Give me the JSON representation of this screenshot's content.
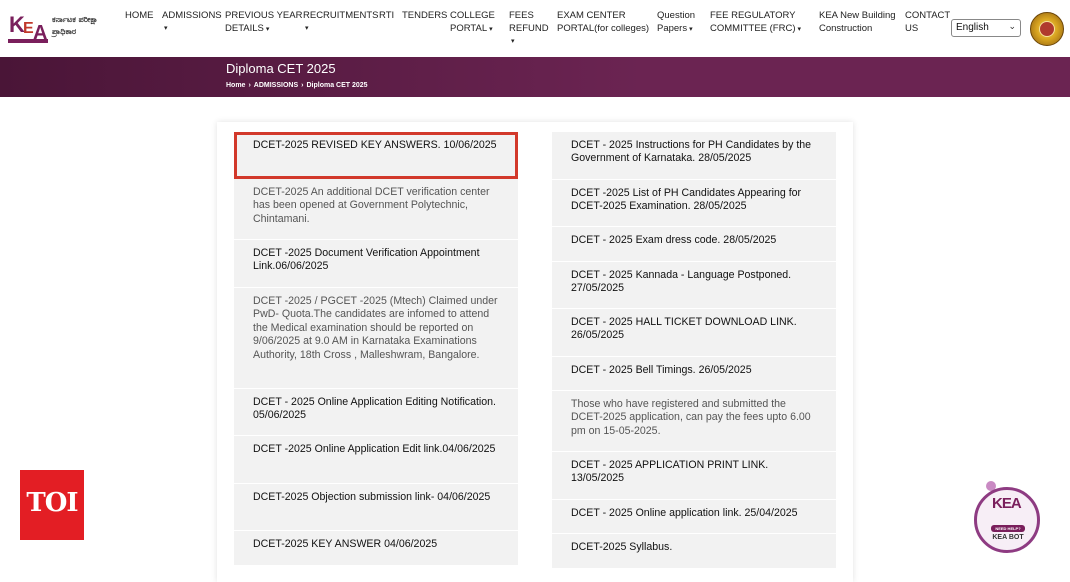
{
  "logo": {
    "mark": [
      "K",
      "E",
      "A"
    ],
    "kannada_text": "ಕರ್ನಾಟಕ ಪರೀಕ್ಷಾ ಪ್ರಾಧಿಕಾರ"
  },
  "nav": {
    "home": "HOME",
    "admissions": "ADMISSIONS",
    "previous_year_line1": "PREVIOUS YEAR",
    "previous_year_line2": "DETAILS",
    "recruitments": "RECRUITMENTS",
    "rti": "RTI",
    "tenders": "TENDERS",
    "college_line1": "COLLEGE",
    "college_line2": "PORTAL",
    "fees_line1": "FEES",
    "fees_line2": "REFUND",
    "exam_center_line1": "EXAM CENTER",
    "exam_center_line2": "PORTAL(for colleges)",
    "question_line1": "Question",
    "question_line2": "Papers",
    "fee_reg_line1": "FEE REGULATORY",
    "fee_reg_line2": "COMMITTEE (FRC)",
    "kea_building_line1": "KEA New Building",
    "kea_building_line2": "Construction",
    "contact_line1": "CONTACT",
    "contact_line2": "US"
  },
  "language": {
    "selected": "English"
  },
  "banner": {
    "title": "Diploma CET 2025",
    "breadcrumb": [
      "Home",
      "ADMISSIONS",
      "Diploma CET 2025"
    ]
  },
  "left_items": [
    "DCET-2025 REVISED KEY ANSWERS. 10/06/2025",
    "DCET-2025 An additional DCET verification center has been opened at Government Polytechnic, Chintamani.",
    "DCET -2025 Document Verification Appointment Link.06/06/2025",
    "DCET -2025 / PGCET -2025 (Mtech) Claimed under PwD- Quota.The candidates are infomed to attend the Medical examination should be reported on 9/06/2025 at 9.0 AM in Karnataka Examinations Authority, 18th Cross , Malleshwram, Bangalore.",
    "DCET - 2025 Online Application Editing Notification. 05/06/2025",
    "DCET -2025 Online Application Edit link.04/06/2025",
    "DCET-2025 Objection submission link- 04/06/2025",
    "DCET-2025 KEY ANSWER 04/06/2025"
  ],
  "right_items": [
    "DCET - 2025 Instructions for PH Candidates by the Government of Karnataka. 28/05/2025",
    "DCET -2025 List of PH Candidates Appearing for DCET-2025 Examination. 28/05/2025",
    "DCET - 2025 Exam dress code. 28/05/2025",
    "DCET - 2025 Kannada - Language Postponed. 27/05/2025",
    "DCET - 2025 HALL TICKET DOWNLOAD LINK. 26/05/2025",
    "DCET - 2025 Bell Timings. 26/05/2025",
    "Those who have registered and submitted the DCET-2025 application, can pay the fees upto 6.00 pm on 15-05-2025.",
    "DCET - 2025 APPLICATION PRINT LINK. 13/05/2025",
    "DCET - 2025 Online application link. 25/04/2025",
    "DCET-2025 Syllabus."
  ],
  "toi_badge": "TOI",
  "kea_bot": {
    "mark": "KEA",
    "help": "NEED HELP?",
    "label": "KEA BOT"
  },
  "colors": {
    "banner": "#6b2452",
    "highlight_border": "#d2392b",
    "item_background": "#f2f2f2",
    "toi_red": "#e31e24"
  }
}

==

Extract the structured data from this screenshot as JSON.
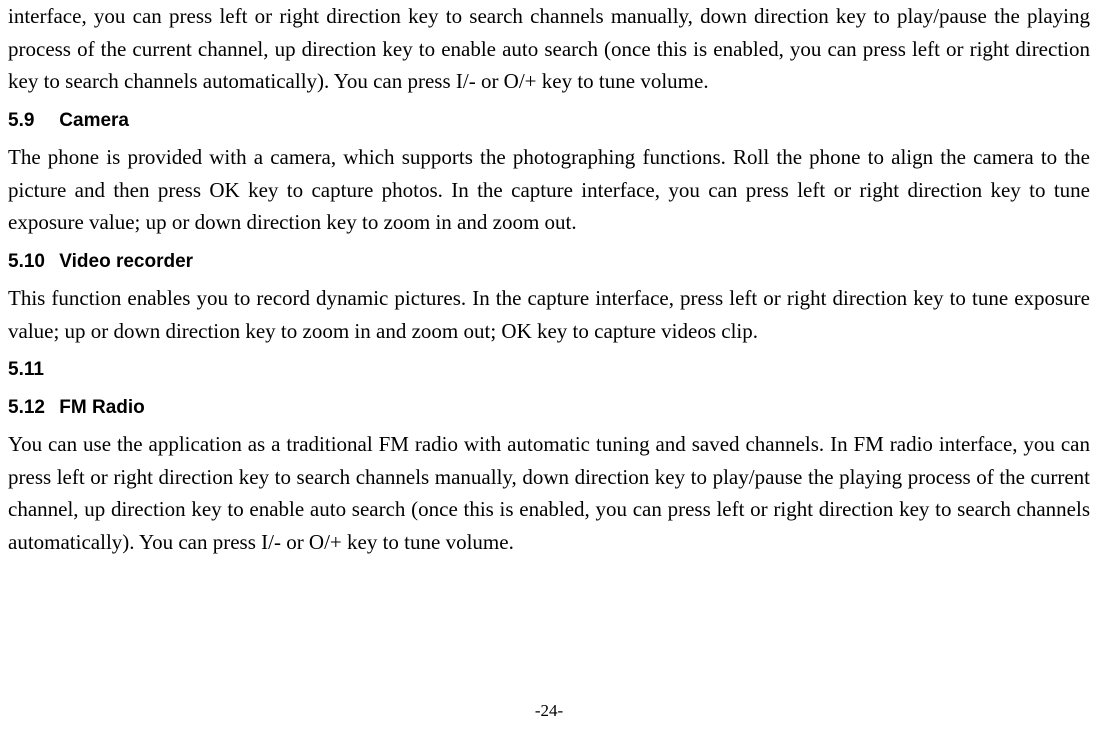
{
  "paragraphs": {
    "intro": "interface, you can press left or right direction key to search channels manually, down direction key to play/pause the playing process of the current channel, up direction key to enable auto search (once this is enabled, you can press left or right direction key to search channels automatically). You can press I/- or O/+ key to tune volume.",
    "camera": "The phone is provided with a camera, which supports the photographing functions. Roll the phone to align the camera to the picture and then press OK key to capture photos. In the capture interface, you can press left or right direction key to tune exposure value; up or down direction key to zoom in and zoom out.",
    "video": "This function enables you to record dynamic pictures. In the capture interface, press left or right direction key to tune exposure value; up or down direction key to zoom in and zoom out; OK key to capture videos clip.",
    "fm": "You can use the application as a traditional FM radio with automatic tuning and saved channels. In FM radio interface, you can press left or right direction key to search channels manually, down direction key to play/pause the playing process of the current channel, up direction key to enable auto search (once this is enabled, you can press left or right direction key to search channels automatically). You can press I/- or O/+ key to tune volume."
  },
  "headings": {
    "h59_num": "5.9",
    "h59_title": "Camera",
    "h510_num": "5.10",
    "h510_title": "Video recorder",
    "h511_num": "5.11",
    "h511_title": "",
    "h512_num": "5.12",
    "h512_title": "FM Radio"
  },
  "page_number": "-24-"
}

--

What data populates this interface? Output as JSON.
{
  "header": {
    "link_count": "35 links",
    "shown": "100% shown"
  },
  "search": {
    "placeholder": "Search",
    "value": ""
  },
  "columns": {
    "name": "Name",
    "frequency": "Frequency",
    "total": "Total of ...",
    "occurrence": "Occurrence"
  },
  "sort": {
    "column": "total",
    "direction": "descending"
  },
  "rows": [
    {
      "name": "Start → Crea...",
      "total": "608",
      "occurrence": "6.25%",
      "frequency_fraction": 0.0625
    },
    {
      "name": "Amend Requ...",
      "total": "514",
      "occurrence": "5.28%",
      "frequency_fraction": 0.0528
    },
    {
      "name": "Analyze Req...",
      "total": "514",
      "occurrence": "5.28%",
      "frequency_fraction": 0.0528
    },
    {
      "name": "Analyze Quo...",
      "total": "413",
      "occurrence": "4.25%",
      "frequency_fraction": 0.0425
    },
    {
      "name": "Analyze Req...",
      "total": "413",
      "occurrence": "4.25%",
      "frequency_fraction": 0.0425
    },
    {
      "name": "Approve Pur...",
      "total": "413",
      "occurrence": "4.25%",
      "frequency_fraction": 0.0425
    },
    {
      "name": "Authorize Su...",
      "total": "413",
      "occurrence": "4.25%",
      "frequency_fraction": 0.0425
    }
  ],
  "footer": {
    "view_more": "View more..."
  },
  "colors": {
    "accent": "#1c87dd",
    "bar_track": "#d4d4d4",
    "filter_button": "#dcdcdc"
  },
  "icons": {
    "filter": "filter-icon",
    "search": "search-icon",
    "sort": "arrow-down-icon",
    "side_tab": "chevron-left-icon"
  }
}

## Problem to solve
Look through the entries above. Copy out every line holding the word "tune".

## Answer for this exercise
    "intro": "interface, you can press left or right direction key to search channels manually, down direction key to play/pause the playing process of the current channel, up direction key to enable auto search (once this is enabled, you can press left or right direction key to search channels automatically). You can press I/- or O/+ key to tune volume.",
    "camera": "The phone is provided with a camera, which supports the photographing functions. Roll the phone to align the camera to the picture and then press OK key to capture photos. In the capture interface, you can press left or right direction key to tune exposure value; up or down direction key to zoom in and zoom out.",
    "video": "This function enables you to record dynamic pictures. In the capture interface, press left or right direction key to tune exposure value; up or down direction key to zoom in and zoom out; OK key to capture videos clip.",
    "fm": "You can use the application as a traditional FM radio with automatic tuning and saved channels. In FM radio interface, you can press left or right direction key to search channels manually, down direction key to play/pause the playing process of the current channel, up direction key to enable auto search (once this is enabled, you can press left or right direction key to search channels automatically). You can press I/- or O/+ key to tune volume."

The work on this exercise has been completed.